_DATA SHOWN_
______

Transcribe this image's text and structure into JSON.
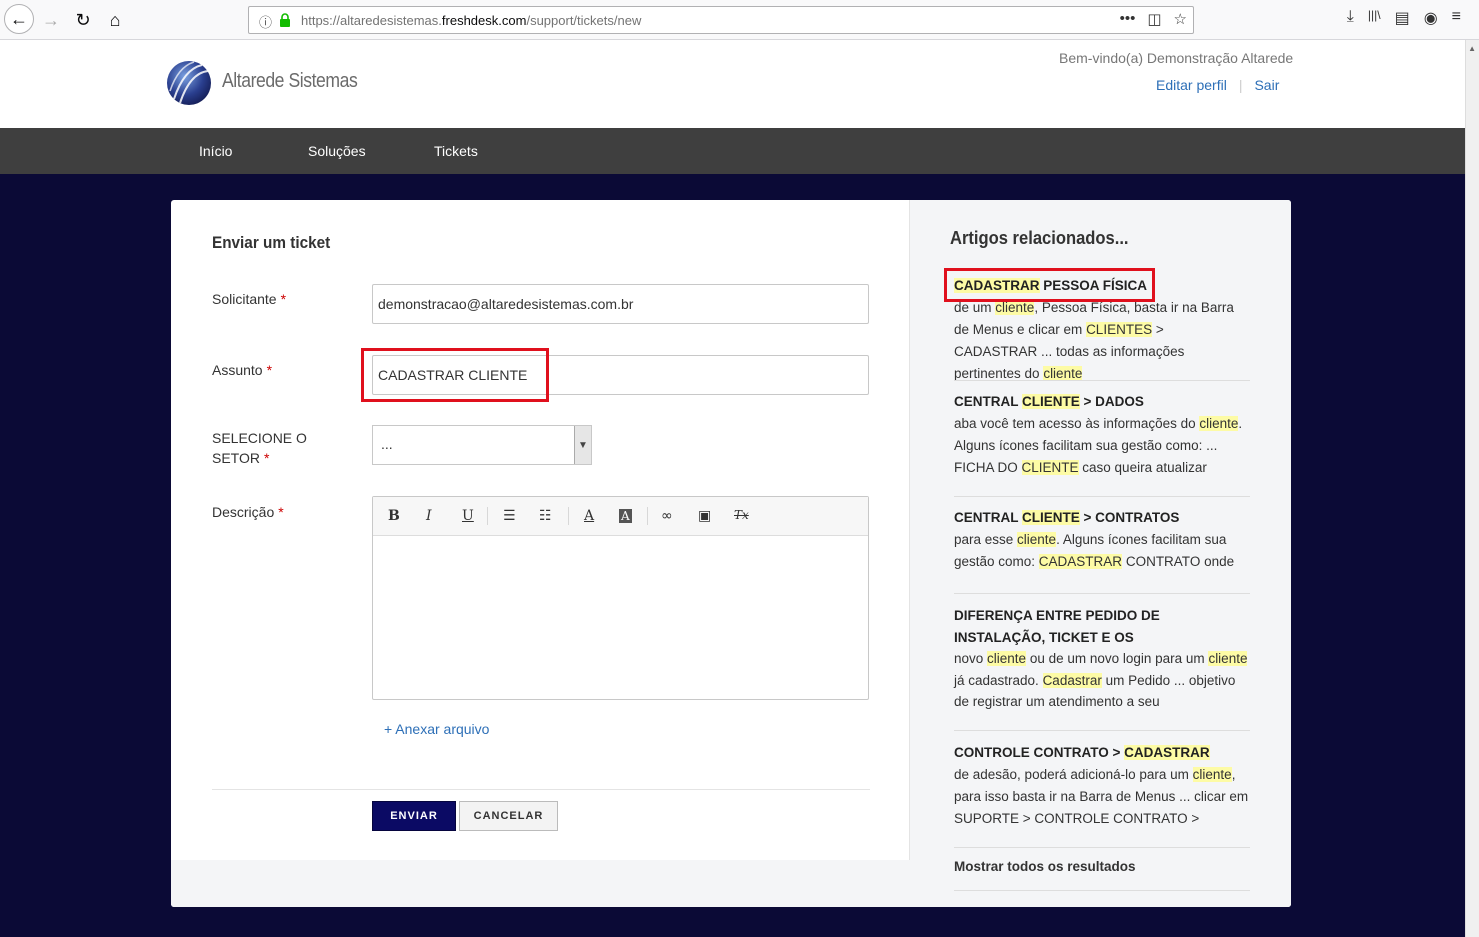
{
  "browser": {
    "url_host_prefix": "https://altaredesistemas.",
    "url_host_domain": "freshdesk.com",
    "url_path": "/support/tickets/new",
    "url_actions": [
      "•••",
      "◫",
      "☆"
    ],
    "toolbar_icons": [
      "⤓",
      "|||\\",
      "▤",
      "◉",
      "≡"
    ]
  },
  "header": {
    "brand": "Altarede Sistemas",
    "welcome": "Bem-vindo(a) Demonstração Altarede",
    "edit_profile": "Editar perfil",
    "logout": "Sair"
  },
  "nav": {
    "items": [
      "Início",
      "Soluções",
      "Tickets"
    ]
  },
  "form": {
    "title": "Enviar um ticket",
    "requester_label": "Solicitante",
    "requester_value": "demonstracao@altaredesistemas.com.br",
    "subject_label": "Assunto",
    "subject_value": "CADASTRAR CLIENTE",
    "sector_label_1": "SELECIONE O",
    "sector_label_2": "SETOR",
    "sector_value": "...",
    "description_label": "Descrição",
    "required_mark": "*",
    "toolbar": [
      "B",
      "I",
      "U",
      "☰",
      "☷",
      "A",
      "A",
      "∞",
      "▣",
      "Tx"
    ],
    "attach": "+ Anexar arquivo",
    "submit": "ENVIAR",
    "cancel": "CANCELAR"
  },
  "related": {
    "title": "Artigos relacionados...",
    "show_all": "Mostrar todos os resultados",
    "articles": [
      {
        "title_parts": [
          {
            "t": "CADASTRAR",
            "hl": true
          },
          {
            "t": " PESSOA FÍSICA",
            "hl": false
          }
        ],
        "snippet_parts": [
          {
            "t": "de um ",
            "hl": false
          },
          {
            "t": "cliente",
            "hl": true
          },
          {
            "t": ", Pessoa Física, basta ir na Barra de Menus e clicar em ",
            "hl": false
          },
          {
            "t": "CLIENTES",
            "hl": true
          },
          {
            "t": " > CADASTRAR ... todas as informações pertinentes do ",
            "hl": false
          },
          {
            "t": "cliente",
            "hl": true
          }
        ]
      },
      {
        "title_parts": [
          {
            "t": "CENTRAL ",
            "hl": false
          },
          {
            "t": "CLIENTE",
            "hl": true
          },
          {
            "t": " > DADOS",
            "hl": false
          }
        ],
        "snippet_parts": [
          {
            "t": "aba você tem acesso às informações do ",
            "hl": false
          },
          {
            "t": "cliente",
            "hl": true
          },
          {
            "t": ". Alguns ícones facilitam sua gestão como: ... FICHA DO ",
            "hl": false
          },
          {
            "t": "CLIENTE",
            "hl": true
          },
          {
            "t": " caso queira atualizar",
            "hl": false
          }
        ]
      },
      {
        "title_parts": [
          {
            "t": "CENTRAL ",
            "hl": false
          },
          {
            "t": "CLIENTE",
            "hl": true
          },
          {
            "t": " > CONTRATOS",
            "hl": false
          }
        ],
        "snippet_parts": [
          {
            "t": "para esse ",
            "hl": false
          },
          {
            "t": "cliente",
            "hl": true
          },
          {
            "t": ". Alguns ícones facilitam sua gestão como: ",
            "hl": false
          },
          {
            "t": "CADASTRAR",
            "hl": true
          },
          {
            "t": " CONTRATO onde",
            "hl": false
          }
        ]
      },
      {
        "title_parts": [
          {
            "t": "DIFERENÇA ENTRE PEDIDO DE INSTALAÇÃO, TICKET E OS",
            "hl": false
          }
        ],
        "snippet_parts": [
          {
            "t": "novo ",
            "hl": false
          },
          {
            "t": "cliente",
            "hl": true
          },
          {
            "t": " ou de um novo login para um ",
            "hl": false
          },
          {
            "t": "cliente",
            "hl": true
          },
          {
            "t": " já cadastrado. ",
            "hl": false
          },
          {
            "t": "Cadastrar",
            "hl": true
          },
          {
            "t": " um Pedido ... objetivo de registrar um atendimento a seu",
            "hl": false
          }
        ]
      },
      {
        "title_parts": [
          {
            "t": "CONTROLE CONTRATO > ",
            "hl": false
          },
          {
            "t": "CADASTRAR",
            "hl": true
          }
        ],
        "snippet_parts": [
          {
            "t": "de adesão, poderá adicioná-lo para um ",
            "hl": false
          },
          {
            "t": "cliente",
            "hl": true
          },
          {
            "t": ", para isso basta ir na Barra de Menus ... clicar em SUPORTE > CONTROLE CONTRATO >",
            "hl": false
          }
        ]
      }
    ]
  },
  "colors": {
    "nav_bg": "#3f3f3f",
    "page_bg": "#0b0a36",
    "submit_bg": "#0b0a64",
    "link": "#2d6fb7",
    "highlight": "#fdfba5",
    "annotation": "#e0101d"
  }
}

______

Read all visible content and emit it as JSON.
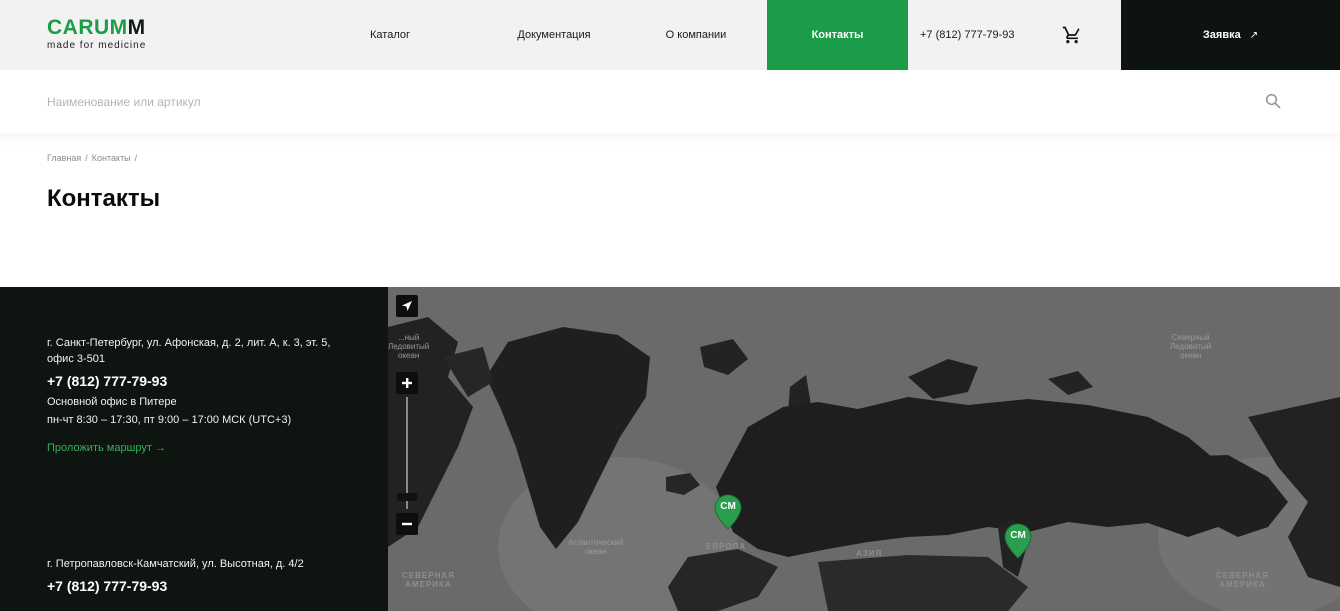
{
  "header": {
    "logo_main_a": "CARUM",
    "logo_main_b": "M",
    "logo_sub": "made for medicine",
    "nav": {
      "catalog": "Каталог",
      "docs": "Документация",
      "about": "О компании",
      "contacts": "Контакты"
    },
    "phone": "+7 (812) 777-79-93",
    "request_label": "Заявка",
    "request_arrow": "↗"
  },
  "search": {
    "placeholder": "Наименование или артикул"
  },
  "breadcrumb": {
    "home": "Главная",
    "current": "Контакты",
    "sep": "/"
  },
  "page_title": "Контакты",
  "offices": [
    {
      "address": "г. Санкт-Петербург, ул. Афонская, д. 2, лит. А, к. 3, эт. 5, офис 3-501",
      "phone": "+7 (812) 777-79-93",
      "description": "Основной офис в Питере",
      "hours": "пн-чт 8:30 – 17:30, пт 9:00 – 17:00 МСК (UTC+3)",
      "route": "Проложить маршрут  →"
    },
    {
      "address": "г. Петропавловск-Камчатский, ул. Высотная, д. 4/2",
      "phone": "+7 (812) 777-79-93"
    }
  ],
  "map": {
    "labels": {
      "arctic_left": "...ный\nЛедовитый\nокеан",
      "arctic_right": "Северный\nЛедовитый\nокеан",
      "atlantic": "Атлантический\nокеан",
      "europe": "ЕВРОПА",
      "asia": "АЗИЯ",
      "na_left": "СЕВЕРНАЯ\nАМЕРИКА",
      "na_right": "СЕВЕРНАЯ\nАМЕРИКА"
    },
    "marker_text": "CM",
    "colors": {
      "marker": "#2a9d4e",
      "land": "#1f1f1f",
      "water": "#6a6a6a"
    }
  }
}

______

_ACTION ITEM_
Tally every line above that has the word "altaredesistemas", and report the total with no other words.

_FINISHED EXERCISE_
2